• [Input data]:
┄┄┄┄┄┄

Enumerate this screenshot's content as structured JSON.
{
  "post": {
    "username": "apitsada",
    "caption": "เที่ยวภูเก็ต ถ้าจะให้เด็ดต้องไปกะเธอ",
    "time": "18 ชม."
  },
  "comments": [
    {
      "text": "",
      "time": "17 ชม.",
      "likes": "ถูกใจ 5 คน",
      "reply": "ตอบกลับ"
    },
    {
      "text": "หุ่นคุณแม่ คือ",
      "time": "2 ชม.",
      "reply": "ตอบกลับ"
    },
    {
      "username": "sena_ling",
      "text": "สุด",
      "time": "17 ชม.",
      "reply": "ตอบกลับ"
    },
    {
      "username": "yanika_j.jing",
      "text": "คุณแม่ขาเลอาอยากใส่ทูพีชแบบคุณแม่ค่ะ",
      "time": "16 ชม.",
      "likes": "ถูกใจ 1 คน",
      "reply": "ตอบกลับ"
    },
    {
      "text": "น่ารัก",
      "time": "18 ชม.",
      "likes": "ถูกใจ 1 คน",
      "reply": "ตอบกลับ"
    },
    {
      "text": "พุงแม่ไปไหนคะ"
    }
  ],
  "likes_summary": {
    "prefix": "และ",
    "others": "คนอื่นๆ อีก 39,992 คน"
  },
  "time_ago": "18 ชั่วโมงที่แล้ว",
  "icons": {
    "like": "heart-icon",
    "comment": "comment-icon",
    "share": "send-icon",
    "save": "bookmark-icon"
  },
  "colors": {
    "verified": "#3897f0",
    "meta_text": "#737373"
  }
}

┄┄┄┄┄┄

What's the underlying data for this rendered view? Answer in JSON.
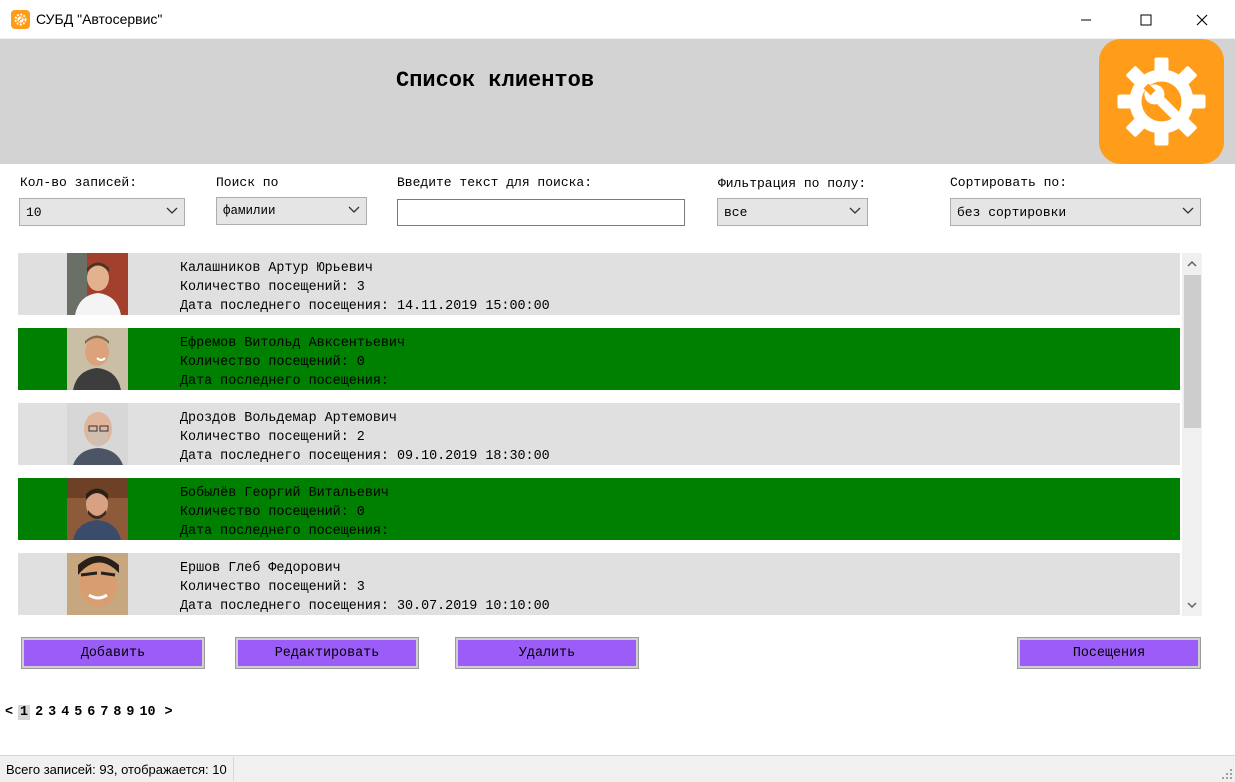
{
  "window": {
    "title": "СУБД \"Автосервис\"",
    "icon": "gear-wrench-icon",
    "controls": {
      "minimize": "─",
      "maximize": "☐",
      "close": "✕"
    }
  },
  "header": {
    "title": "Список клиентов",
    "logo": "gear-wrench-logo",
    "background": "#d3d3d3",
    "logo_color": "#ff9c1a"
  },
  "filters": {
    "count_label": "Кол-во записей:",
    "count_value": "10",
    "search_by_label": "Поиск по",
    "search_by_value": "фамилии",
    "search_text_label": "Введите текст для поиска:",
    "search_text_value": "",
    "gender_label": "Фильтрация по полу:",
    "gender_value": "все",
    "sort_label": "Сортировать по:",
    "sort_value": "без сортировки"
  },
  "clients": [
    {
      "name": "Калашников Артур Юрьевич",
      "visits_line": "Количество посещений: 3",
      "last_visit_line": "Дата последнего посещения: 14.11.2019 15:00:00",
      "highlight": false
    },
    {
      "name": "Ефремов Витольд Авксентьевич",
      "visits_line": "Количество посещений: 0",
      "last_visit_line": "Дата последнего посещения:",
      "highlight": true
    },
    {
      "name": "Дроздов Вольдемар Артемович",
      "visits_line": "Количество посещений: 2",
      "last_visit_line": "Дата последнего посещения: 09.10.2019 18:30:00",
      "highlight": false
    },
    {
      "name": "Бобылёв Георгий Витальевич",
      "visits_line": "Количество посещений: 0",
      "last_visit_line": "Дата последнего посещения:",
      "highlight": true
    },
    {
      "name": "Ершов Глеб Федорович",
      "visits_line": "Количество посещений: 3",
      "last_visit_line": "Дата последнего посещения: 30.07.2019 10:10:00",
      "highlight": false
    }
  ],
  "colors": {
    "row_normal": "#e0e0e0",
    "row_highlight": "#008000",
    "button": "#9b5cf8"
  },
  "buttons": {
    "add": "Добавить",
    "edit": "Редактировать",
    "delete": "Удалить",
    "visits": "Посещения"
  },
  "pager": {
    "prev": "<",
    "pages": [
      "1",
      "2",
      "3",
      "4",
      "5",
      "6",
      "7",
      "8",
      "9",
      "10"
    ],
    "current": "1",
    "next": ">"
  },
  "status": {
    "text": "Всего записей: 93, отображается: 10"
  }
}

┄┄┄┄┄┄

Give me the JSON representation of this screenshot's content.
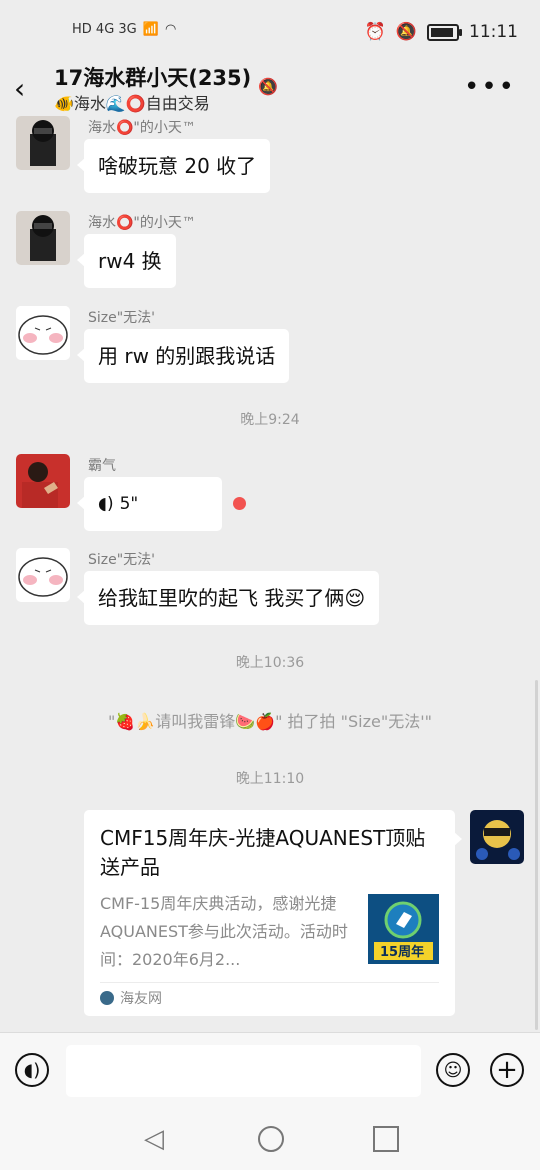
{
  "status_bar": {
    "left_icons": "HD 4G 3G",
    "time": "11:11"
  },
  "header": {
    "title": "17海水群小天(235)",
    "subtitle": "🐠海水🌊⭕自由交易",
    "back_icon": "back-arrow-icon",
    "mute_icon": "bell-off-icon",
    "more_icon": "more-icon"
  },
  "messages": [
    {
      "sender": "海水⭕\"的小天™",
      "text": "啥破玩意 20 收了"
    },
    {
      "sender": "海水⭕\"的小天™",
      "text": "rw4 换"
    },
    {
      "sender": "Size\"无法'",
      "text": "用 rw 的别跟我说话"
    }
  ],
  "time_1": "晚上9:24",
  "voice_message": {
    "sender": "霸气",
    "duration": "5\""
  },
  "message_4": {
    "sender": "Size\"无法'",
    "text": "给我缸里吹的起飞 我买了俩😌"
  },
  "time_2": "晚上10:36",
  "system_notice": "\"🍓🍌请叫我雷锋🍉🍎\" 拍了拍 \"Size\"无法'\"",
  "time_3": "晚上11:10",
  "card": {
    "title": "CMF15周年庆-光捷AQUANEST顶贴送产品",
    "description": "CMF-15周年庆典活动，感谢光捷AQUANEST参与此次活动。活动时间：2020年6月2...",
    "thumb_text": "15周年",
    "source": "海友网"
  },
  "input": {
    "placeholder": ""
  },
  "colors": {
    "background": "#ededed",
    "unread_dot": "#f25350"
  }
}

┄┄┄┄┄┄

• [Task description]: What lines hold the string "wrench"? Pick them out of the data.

• [Answer space]:
    "icon": "gear-wrench-icon",
    "logo": "gear-wrench-logo",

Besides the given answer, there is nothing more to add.